  • I replied —
  • I do agree with you 100%  It is the bain of my life seeing wind, rain and sometimes snow waste all the bird food that I have bought and put out to feed the birds.  I often go out in the wind and rain and then minutes later it has either blown away or is wet through and ‘gungy’.I’m working on a bird feeder that really does keep bird food dryI’m pleased you sent this comment as it makes me realise that other people have the same problem as me. Will be putting details on Bird Table News soon



This morning I was  so angry.  My new hanging bird feeder has fallen apart.   I cannot take it back as I bought it about a month ago.   Also I can’t remember where I bought it from.  It hasn’t got any manufacturer’s name on it

I haven’t used it very often but today I filled it with birdfood, went outside to hang it up and the bottom fell off!  I ask you – what on earth are manufacturers thinking of making a bird feeder that comes apart at the base.  All the bird food fell from the feeder and  scattered in a heap on the lawn and I knew the rooks and crows and pigeons, mice and pheasants would soon come and eat it.

What a stupid way to make a bird feeder.  The base of the feeder is only clipped on.  What a waste of my time and money.  Who would make such a bird feeder?

I can’t use it any more.

Maybe I should try making my own.




Possible reasons for blackbirds with white feathers

From Christina –

I live in the United Kingdom. I live in a semi rural village 10 miles from Liverpool city centre.

For about 4 years I’ve seen many birds of the appearance and size of a blackbird (black with the exception of white feathers on the tail, and yellow beak) feeding for worms on the grass.

I’ve never seen them fly or resting on a fence post, trampoline, or bird bath of which we have plenty in our garden. I’ve also never been able to photograph one, as even through a window they flee quickly once spotted, dashing across the ground between a ground level hedge.

Around the same time, ironically my hairdresser identified my hair although very dark in colour, has developed a pure white streak of hairs at the centre bottom (honestly). Identical to the type of bird in question. Very amusing to my family, who now call me “birdie hair”. But on a more serious note it makes me wonder if it is something environmental which perhaps the birds are also exposed to?!?!


Hello Christina,
Here is some information I discovered about blackbirds with white tail feathers.  It seems to show that the white feathers are a sign the birds aren’t in tip top condition.

Interesting about your hair.  My hair is dark with white streaks as well!  Perhaps we are both lacking in some vitamins!

Reasons why blackbirds (and other birds ) have white feathers :

Lack of a good diet
Injury to the bird can cause a white feather to grow
Circulary problems that the bird has had at the time that its feathers were developing.
The bird is ageing and old.
Some of the feathers do not have pigments such as melanins.

The name for a bird with white feathers is ‘albino’. Partial albino means a bird has some white feathers on some portions of its body.

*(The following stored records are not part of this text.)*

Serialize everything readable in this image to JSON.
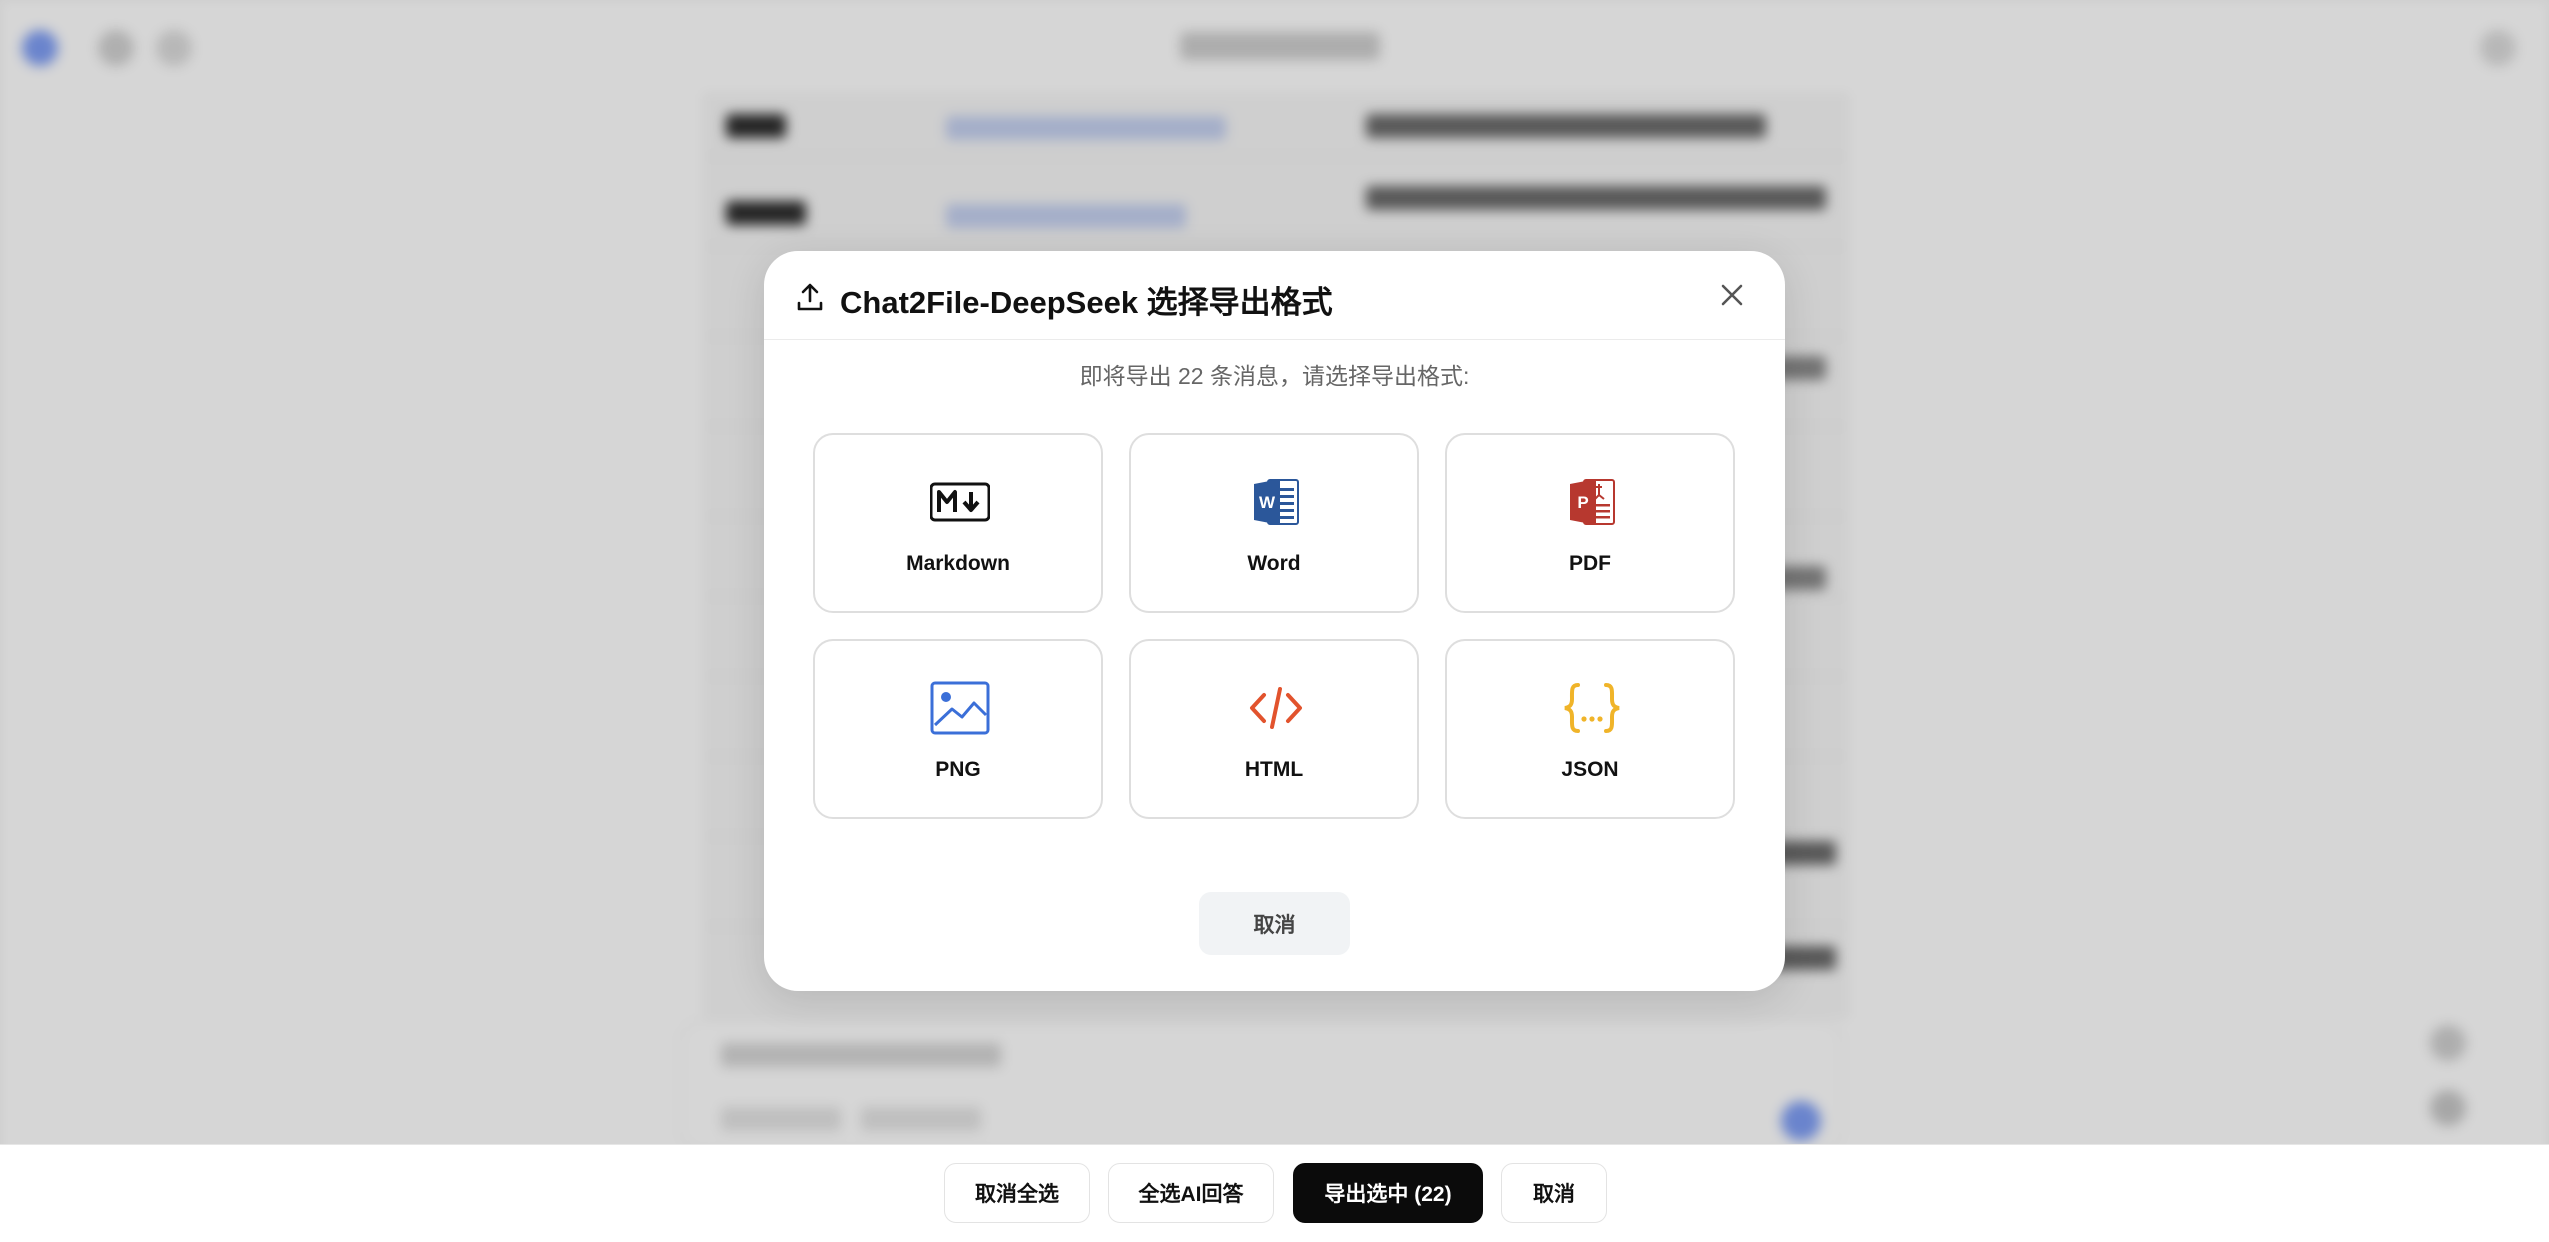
{
  "modal": {
    "title": "Chat2File-DeepSeek 选择导出格式",
    "subtitle": "即将导出 22 条消息，请选择导出格式:",
    "formats": [
      {
        "label": "Markdown",
        "icon": "markdown-icon"
      },
      {
        "label": "Word",
        "icon": "word-icon"
      },
      {
        "label": "PDF",
        "icon": "pdf-icon"
      },
      {
        "label": "PNG",
        "icon": "image-icon"
      },
      {
        "label": "HTML",
        "icon": "code-icon"
      },
      {
        "label": "JSON",
        "icon": "json-icon"
      }
    ],
    "cancel_label": "取消"
  },
  "bottom_bar": {
    "deselect_all_label": "取消全选",
    "select_ai_label": "全选AI回答",
    "export_selected_label": "导出选中 (22)",
    "cancel_label": "取消"
  },
  "colors": {
    "word_blue": "#2b579a",
    "pdf_red": "#b7382f",
    "png_blue": "#3b6fd8",
    "html_orange": "#e2532d",
    "json_yellow": "#f0b429",
    "primary_button": "#0b0b0b"
  }
}
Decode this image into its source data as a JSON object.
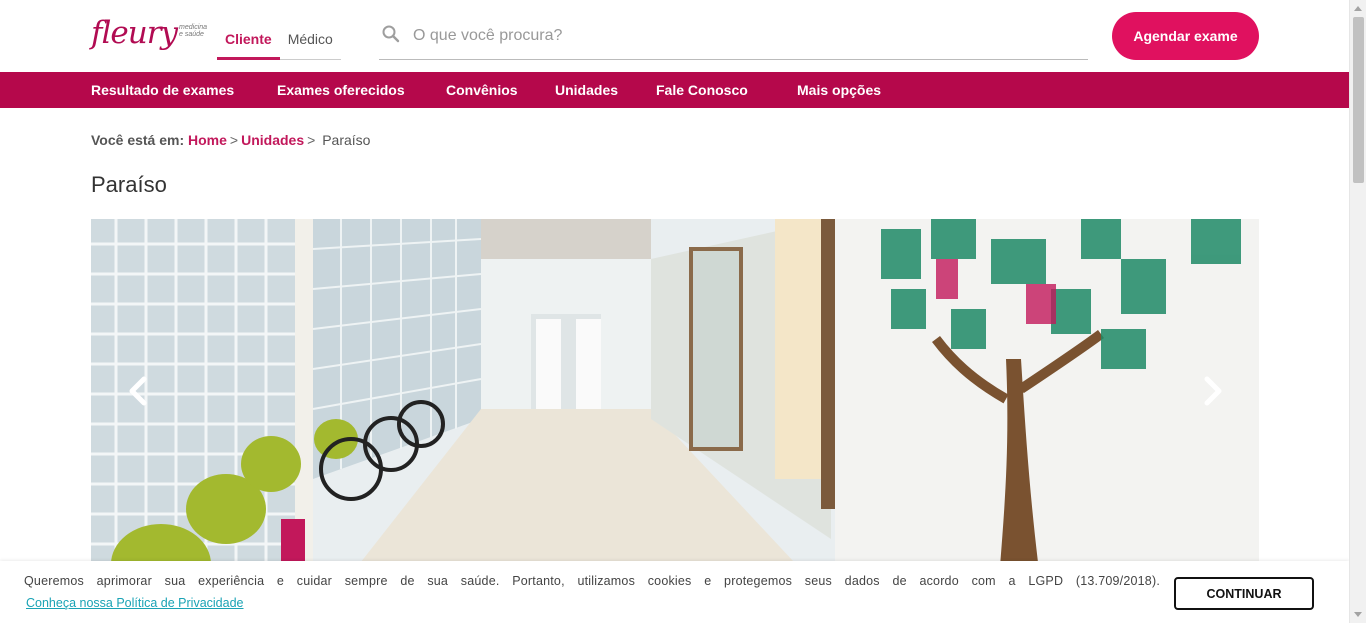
{
  "header": {
    "logo_text": "fleury",
    "logo_tagline": "medicina e saúde",
    "profile_tabs": [
      {
        "label": "Cliente",
        "active": true
      },
      {
        "label": "Médico",
        "active": false
      }
    ],
    "search_placeholder": "O que você procura?",
    "cta_label": "Agendar exame"
  },
  "nav": {
    "items": [
      {
        "label": "Resultado de exames"
      },
      {
        "label": "Exames oferecidos"
      },
      {
        "label": "Convênios"
      },
      {
        "label": "Unidades"
      },
      {
        "label": "Fale Conosco"
      },
      {
        "label": "Mais opções"
      }
    ]
  },
  "breadcrumb": {
    "prefix": "Você está em:",
    "items": [
      {
        "label": "Home",
        "separator": ">"
      },
      {
        "label": "Unidades",
        "separator": ">"
      },
      {
        "label": "Paraíso"
      }
    ]
  },
  "page": {
    "title": "Paraíso"
  },
  "carousel": {
    "prev_icon": "chevron-left-icon",
    "next_icon": "chevron-right-icon"
  },
  "cookie": {
    "text": "Queremos aprimorar sua experiência e cuidar sempre de sua saúde. Portanto, utilizamos cookies e protegemos seus dados de acordo com a LGPD (13.709/2018).",
    "link": "Conheça nossa Política de Privacidade",
    "button": "CONTINUAR"
  },
  "colors": {
    "brand": "#e0115f",
    "nav_bg": "#b5084b",
    "link": "#c2185b",
    "cookie_link": "#1aa3b5"
  }
}
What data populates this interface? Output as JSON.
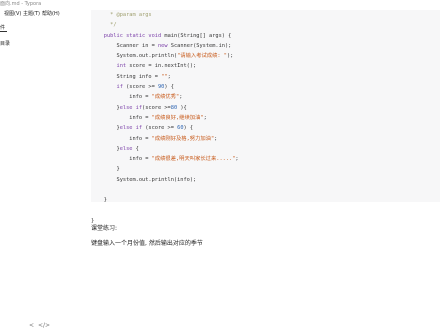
{
  "window": {
    "title": "面向.md - Typora"
  },
  "menu": [
    "视图(V)",
    "主题(T)",
    "帮助(H)"
  ],
  "sidebar": {
    "tab_files": "件",
    "tab_outline": "目录",
    "footer_left": "<",
    "footer_right": "</>"
  },
  "code": [
    {
      "indent": "      ",
      "tokens": [
        {
          "t": "* @param args",
          "c": "cm"
        }
      ]
    },
    {
      "indent": "      ",
      "tokens": [
        {
          "t": "*/",
          "c": "cm"
        }
      ]
    },
    {
      "indent": "    ",
      "tokens": [
        {
          "t": "public static ",
          "c": "kw"
        },
        {
          "t": "void ",
          "c": "kw"
        },
        {
          "t": "main(String[] args) {",
          "c": ""
        }
      ]
    },
    {
      "indent": "        ",
      "tokens": [
        {
          "t": "Scanner in = ",
          "c": ""
        },
        {
          "t": "new ",
          "c": "kw"
        },
        {
          "t": "Scanner(System.in);",
          "c": ""
        }
      ]
    },
    {
      "indent": "        ",
      "tokens": [
        {
          "t": "System.out.println(",
          "c": ""
        },
        {
          "t": "\"请输入考试成绩: \"",
          "c": "str"
        },
        {
          "t": ");",
          "c": ""
        }
      ]
    },
    {
      "indent": "        ",
      "tokens": [
        {
          "t": "int ",
          "c": "kw"
        },
        {
          "t": "score = in.nextInt();",
          "c": ""
        }
      ]
    },
    {
      "indent": "        ",
      "tokens": [
        {
          "t": "String info = ",
          "c": ""
        },
        {
          "t": "\"\"",
          "c": "str"
        },
        {
          "t": ";",
          "c": ""
        }
      ]
    },
    {
      "indent": "        ",
      "tokens": [
        {
          "t": "if ",
          "c": "kw"
        },
        {
          "t": "(score >= ",
          "c": ""
        },
        {
          "t": "90",
          "c": "num"
        },
        {
          "t": ") {",
          "c": ""
        }
      ]
    },
    {
      "indent": "            ",
      "tokens": [
        {
          "t": "info = ",
          "c": ""
        },
        {
          "t": "\"成绩优秀\"",
          "c": "str"
        },
        {
          "t": ";",
          "c": ""
        }
      ]
    },
    {
      "indent": "        ",
      "tokens": [
        {
          "t": "}",
          "c": ""
        },
        {
          "t": "else if",
          "c": "kw"
        },
        {
          "t": "(score >=",
          "c": ""
        },
        {
          "t": "80",
          "c": "num"
        },
        {
          "t": " ){",
          "c": ""
        }
      ]
    },
    {
      "indent": "            ",
      "tokens": [
        {
          "t": "info = ",
          "c": ""
        },
        {
          "t": "\"成绩良好,继续加油\"",
          "c": "str"
        },
        {
          "t": ";",
          "c": ""
        }
      ]
    },
    {
      "indent": "        ",
      "tokens": [
        {
          "t": "}",
          "c": ""
        },
        {
          "t": "else if ",
          "c": "kw"
        },
        {
          "t": "(score >= ",
          "c": ""
        },
        {
          "t": "60",
          "c": "num"
        },
        {
          "t": ") {",
          "c": ""
        }
      ]
    },
    {
      "indent": "            ",
      "tokens": [
        {
          "t": "info = ",
          "c": ""
        },
        {
          "t": "\"成绩刚好及格,努力加油\"",
          "c": "str"
        },
        {
          "t": ";",
          "c": ""
        }
      ]
    },
    {
      "indent": "        ",
      "tokens": [
        {
          "t": "}",
          "c": ""
        },
        {
          "t": "else ",
          "c": "kw"
        },
        {
          "t": "{",
          "c": ""
        }
      ]
    },
    {
      "indent": "            ",
      "tokens": [
        {
          "t": "info = ",
          "c": ""
        },
        {
          "t": "\"成绩很差,明天叫家长过来.....\"",
          "c": "str"
        },
        {
          "t": ";",
          "c": ""
        }
      ]
    },
    {
      "indent": "        ",
      "tokens": [
        {
          "t": "}",
          "c": ""
        }
      ]
    },
    {
      "indent": "        ",
      "tokens": [
        {
          "t": "System.out.println(info);",
          "c": ""
        }
      ]
    },
    {
      "indent": "",
      "tokens": []
    },
    {
      "indent": "    ",
      "tokens": [
        {
          "t": "}",
          "c": ""
        }
      ]
    },
    {
      "indent": "",
      "tokens": []
    },
    {
      "indent": "",
      "tokens": [
        {
          "t": "}",
          "c": ""
        }
      ]
    }
  ],
  "content": {
    "heading": "课堂练习:",
    "body": "键盘输入一个月份值, 然后输出对应的季节"
  }
}
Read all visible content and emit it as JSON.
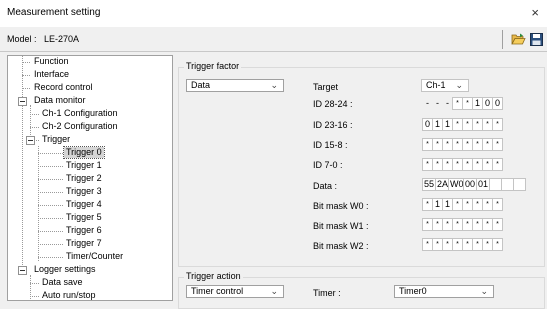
{
  "window": {
    "title": "Measurement setting",
    "close_glyph": "×"
  },
  "model": {
    "label": "Model :",
    "value": "LE-270A"
  },
  "toolbar": {
    "open_icon": "folder-open-icon",
    "save_icon": "save-disk-icon"
  },
  "tree": {
    "function": "Function",
    "interface": "Interface",
    "record_control": "Record control",
    "data_monitor": "Data monitor",
    "ch1_config": "Ch-1 Configuration",
    "ch2_config": "Ch-2 Configuration",
    "trigger": "Trigger",
    "triggers": [
      "Trigger 0",
      "Trigger 1",
      "Trigger 2",
      "Trigger 3",
      "Trigger 4",
      "Trigger 5",
      "Trigger 6",
      "Trigger 7"
    ],
    "timer_counter": "Timer/Counter",
    "logger_settings": "Logger settings",
    "data_save": "Data save",
    "auto_run_stop": "Auto run/stop"
  },
  "trigger_factor": {
    "group_title": "Trigger factor",
    "factor_value": "Data",
    "target_label": "Target",
    "target_value": "Ch-1",
    "rows": [
      {
        "label": "ID 28-24 :",
        "cells": [
          "-",
          "-",
          "-",
          "*",
          "*",
          "1",
          "0",
          "0"
        ]
      },
      {
        "label": "ID 23-16 :",
        "cells": [
          "0",
          "1",
          "1",
          "*",
          "*",
          "*",
          "*",
          "*"
        ]
      },
      {
        "label": "ID 15-8 :",
        "cells": [
          "*",
          "*",
          "*",
          "*",
          "*",
          "*",
          "*",
          "*"
        ]
      },
      {
        "label": "ID 7-0 :",
        "cells": [
          "*",
          "*",
          "*",
          "*",
          "*",
          "*",
          "*",
          "*"
        ]
      }
    ],
    "data_label": "Data :",
    "data_cells": [
      "55",
      "2A",
      "W0",
      "00",
      "01",
      "",
      "",
      ""
    ],
    "masks": [
      {
        "label": "Bit mask W0 :",
        "cells": [
          "*",
          "1",
          "1",
          "*",
          "*",
          "*",
          "*",
          "*"
        ]
      },
      {
        "label": "Bit mask W1 :",
        "cells": [
          "*",
          "*",
          "*",
          "*",
          "*",
          "*",
          "*",
          "*"
        ]
      },
      {
        "label": "Bit mask W2 :",
        "cells": [
          "*",
          "*",
          "*",
          "*",
          "*",
          "*",
          "*",
          "*"
        ]
      }
    ]
  },
  "trigger_action": {
    "group_title": "Trigger action",
    "action_value": "Timer control",
    "timer_label": "Timer :",
    "timer_value": "Timer0"
  }
}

Note: A bird that is naturally white such as a swan, is not classed as an albino bird

Often other birds do not like birds that are different to them and birds will kill a bird like this (this could be why I never saw my white tailed blackbird in among a group of blackbirds)

Hope this helps. So all in all white feathers seem to be a sign that the bird is not in tip top condition. This is another good reason to put bird food out for our feathered friends
If anyone has any other information please let me know.

Christina got in touch because of this article from 2009
Bird Table News